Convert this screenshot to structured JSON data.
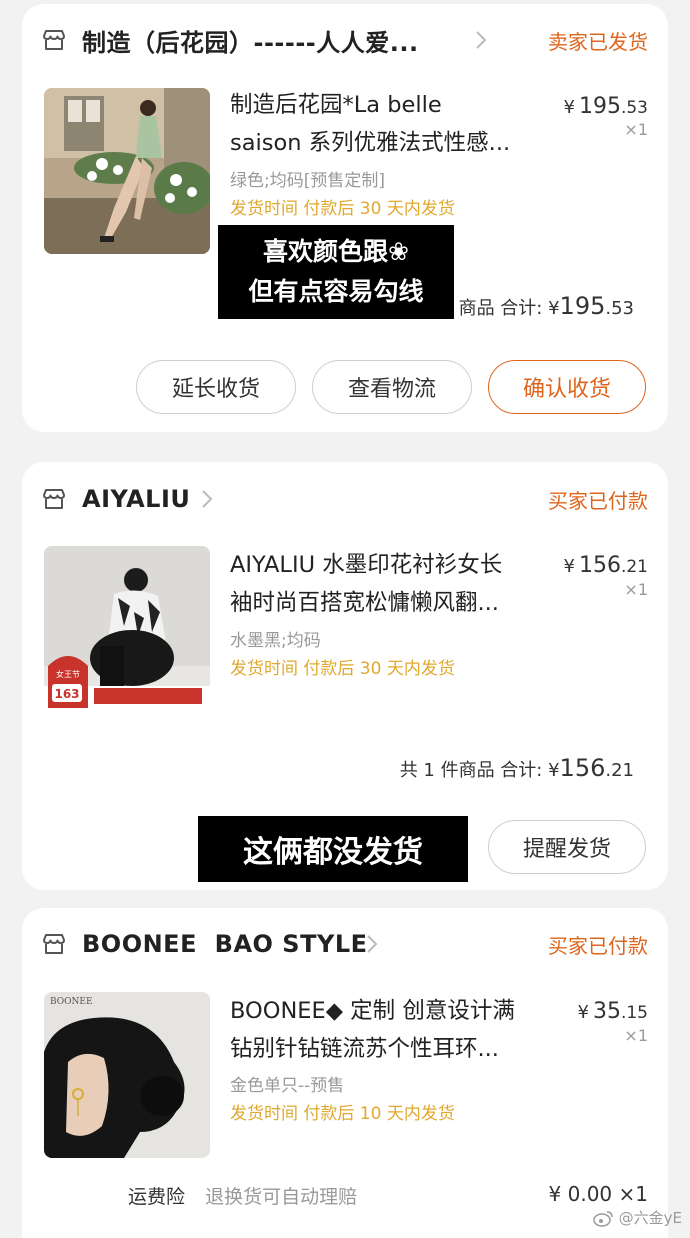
{
  "orders": [
    {
      "shop_name": "制造（后花园）------人人爱...",
      "status": "卖家已发货",
      "product_title_line1": "制造后花园*La belle",
      "product_title_line2": "saison 系列优雅法式性感...",
      "price_int": "195",
      "price_dec": ".53",
      "qty": "×1",
      "spec": "绿色;均码[预售定制]",
      "shipping": "发货时间  付款后 30 天内发货",
      "total_prefix": "商品  合计: ¥",
      "total_int": "195",
      "total_dec": ".53",
      "buttons": [
        "延长收货",
        "查看物流",
        "确认收货"
      ],
      "overlay_line1": "喜欢颜色跟❀",
      "overlay_line2": "但有点容易勾线"
    },
    {
      "shop_name": "AIYALIU",
      "status": "买家已付款",
      "product_title_line1": "AIYALIU 水墨印花衬衫女长",
      "product_title_line2": "袖时尚百搭宽松慵懒风翻...",
      "price_int": "156",
      "price_dec": ".21",
      "qty": "×1",
      "spec": "水墨黑;均码",
      "shipping": "发货时间  付款后 30 天内发货",
      "thumb_badge_title": "女王节",
      "thumb_badge_num": "163",
      "total_prefix": "共 1 件商品  合计: ¥",
      "total_int": "156",
      "total_dec": ".21",
      "buttons": [
        "提醒发货"
      ],
      "overlay_line1": "这俩都没发货"
    },
    {
      "shop_name": "BOONEE  BAO STYLE",
      "status": "买家已付款",
      "product_title_line1": "BOONEE◆ 定制 创意设计满",
      "product_title_line2": "钻别针钻链流苏个性耳环...",
      "price_int": "35",
      "price_dec": ".15",
      "qty": "×1",
      "spec": "金色单只--预售",
      "shipping": "发货时间  付款后 10 天内发货",
      "thumb_brand": "BOONEE",
      "insurance_label": "运费险",
      "insurance_desc": "退换货可自动理赔",
      "insurance_price": "¥ 0.00 ×1"
    }
  ],
  "watermark": "@六金yE",
  "colors": {
    "accent": "#e0651c",
    "shipping": "#e0a82e"
  }
}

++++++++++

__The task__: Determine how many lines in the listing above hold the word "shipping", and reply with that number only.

__Task answer__: 4